WHAT THE TASK ASKS. Would you return the full listing exactly, with nothing altered?

INPUT DATA.

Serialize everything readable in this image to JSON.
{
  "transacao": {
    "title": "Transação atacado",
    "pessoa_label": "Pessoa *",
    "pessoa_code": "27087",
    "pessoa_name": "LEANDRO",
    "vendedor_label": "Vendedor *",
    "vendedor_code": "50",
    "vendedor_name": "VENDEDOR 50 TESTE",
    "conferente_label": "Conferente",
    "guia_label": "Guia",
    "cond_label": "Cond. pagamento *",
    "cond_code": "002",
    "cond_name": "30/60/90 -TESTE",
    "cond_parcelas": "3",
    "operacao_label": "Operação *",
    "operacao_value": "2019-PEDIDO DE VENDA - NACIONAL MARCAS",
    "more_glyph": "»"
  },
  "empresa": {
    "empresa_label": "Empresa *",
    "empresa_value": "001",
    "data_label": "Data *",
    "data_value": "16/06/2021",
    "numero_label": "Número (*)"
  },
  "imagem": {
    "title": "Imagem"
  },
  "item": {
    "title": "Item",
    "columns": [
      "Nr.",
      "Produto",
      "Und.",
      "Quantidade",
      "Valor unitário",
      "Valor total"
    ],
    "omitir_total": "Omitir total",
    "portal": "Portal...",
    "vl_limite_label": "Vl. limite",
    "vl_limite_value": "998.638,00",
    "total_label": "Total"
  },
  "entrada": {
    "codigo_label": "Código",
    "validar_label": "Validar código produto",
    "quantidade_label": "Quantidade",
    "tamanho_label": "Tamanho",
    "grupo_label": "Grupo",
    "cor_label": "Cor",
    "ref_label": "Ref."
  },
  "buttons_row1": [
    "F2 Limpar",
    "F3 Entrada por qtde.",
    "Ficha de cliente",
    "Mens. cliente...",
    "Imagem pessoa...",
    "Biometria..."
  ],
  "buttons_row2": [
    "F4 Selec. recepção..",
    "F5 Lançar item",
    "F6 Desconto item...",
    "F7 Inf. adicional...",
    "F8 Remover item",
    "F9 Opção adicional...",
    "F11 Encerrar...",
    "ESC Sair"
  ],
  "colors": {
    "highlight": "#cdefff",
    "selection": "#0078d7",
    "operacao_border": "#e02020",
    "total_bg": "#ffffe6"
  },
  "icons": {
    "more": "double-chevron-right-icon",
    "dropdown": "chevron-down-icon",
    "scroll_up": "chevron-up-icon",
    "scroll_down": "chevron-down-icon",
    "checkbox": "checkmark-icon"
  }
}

WRITTEN SOLUTION.
Serialize everything readable in this image to JSON.
{
  "transacao": {
    "title": "Transação atacado",
    "pessoa_label": "Pessoa *",
    "pessoa_code": "27087",
    "pessoa_name": "LEANDRO",
    "vendedor_label": "Vendedor *",
    "vendedor_code": "50",
    "vendedor_name": "VENDEDOR 50 TESTE",
    "conferente_label": "Conferente",
    "guia_label": "Guia",
    "cond_label": "Cond. pagamento *",
    "cond_code": "002",
    "cond_name": "30/60/90 -TESTE",
    "cond_parcelas": "3",
    "operacao_label": "Operação *",
    "operacao_value": "2019-PEDIDO DE VENDA - NACIONAL MARCAS",
    "more_glyph": "»"
  },
  "empresa": {
    "empresa_label": "Empresa *",
    "empresa_value": "001",
    "data_label": "Data *",
    "data_value": "16/06/2021",
    "numero_label": "Número (*)"
  },
  "imagem": {
    "title": "Imagem"
  },
  "item": {
    "title": "Item",
    "columns": [
      "Nr.",
      "Produto",
      "Und.",
      "Quantidade",
      "Valor unitário",
      "Valor total"
    ],
    "omitir_total": "Omitir total",
    "portal": "Portal...",
    "vl_limite_label": "Vl. limite",
    "vl_limite_value": "998.638,00",
    "total_label": "Total"
  },
  "entrada": {
    "codigo_label": "Código",
    "validar_label": "Validar código produto",
    "quantidade_label": "Quantidade",
    "tamanho_label": "Tamanho",
    "grupo_label": "Grupo",
    "cor_label": "Cor",
    "ref_label": "Ref."
  },
  "buttons_row1": [
    "F2 Limpar",
    "F3 Entrada por qtde.",
    "Ficha de cliente",
    "Mens. cliente...",
    "Imagem pessoa...",
    "Biometria..."
  ],
  "buttons_row2": [
    "F4 Selec. recepção..",
    "F5 Lançar item",
    "F6 Desconto item...",
    "F7 Inf. adicional...",
    "F8 Remover item",
    "F9 Opção adicional...",
    "F11 Encerrar...",
    "ESC Sair"
  ],
  "colors": {
    "highlight": "#cdefff",
    "selection": "#0078d7",
    "operacao_border": "#e02020",
    "total_bg": "#ffffe6"
  },
  "icons": {
    "more": "double-chevron-right-icon",
    "dropdown": "chevron-down-icon",
    "scroll_up": "chevron-up-icon",
    "scroll_down": "chevron-down-icon",
    "checkbox": "checkmark-icon"
  }
}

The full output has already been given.